The post-war city centre of is ruled by commerce. Only five percent of the city’s inhabitants live in the centre, which is almost entirely occupied by highstreet fashion chains, fast food restaurants, and offices. After shop closing time, the shutters go down and the streets are deserted. The municipality would like to lure more inhabitants into the centre – but space for new residential buildings is scarce. So in recent years, a 1960s cinema and church had to make way for a huge new housing complex designed by Alsop Architects, and a residential tower by Wiel Arets was speedily attached to Marcel Breuer’s department store, De Bijenkorf. It was not until the municipality suggested forcing new housing high-rises into the green courtyards of the Lijnbaanhoven residential complex, designed in 1954 by Hugh Maaskant, that there were protests and the project had to be cancelled. For the time being, that is.

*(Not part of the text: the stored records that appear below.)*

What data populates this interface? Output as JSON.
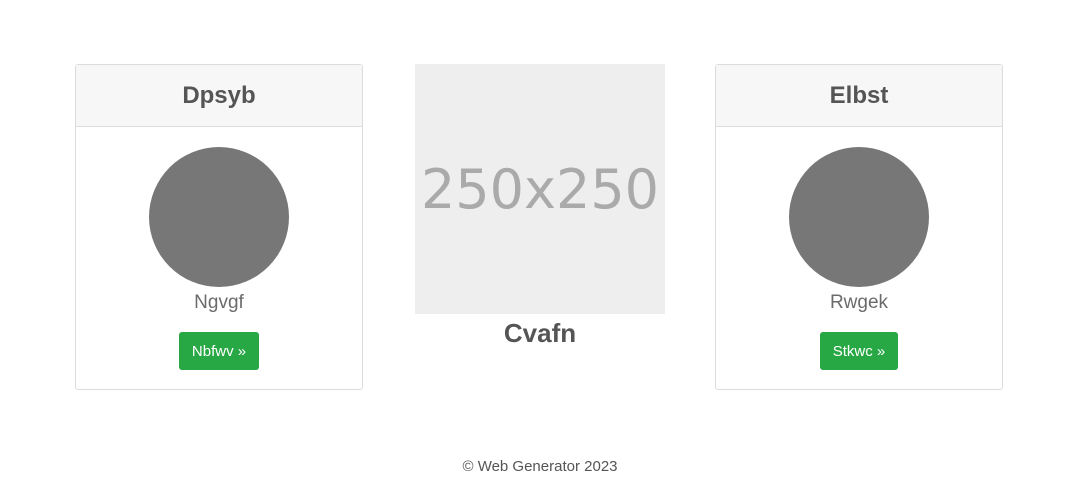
{
  "cards": [
    {
      "title": "Dpsyb",
      "name": "Ngvgf",
      "button_label": "Nbfwv »"
    },
    {
      "title": "Elbst",
      "name": "Rwgek",
      "button_label": "Stkwc »"
    }
  ],
  "center": {
    "image_text": "250x250",
    "title": "Cvafn"
  },
  "footer": {
    "text": "© Web Generator 2023"
  },
  "colors": {
    "button": "#28a745",
    "avatar": "#777777",
    "placeholder_bg": "#eeeeee"
  }
}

One densification project, however, tried not to destroy or debase the post-war building originally occupying its site. In many respects, the Karel Doorman residential high-rise could even be called the saviour of the old Ter Meulen department store. It might be rather uncommon for a valiant hero to crouch down on the shoulders of the little old lady he intends to rescue – but that’s more or less what happened here.

The Controversy Regarding The Restoration of Eileen Gray’s E-1027

Image via Flickr. Image © xiyitang

The Wall Street Journal recently detailed the complex history of E-1027, the house which Eileen Gray designed with her lover Jean Badovici in Southern France: from the murals which Le Corbusier painted on the walls (without Gray’s permission) to the murder that happened there in 1996 to the that has been going on for over a decade (a supposed “massacre” of the original). You can read the full article here.

Buckminster Fuller’s 50-Foot “Fly’s Eye” Dome to be Restored

© John Warren

Noted architectural historian and preservationist has purchased the largest of Buckmister Fuller’s ”Fly’s Eye” domes and plans to reopen it to the public this summer for the first time in 30 years.

More on Fuller’s dome and its new owner after the break…

Miami: America’s Next Great Architectural City?

Coconut Grove Condo / BIG; Image via DesignBoom

Miami, Florida is booming with new architectural projects by big names: everything from new condominums by BIG,to the new Miami Beach Convention Center. So why are so many big projects migrating to Miami Beach? The city is turning itself into an American and center.

Join us after the break for more.

FLW’s Historic Park Inn Restored

© www.architectsandartisans.com

’s Historic Park Inn Hotel in Mason City, Iowa, has recently undergone an extensive $18 million restoration. The hotel, designed in 1910 for two lawyers features 42 hotel rooms, two-story banking room, basements shops below and office space above. It was the last hotel designed by FLW in the world, thus the group of preservationists who have undertaken the task of bringing it back to its original vision are very excited. Some of the distinctive elements that the renovation restored include the exterior brick and terra cotta façade and the art glass windows. This Prairie School building is now open to the public and taking reservations.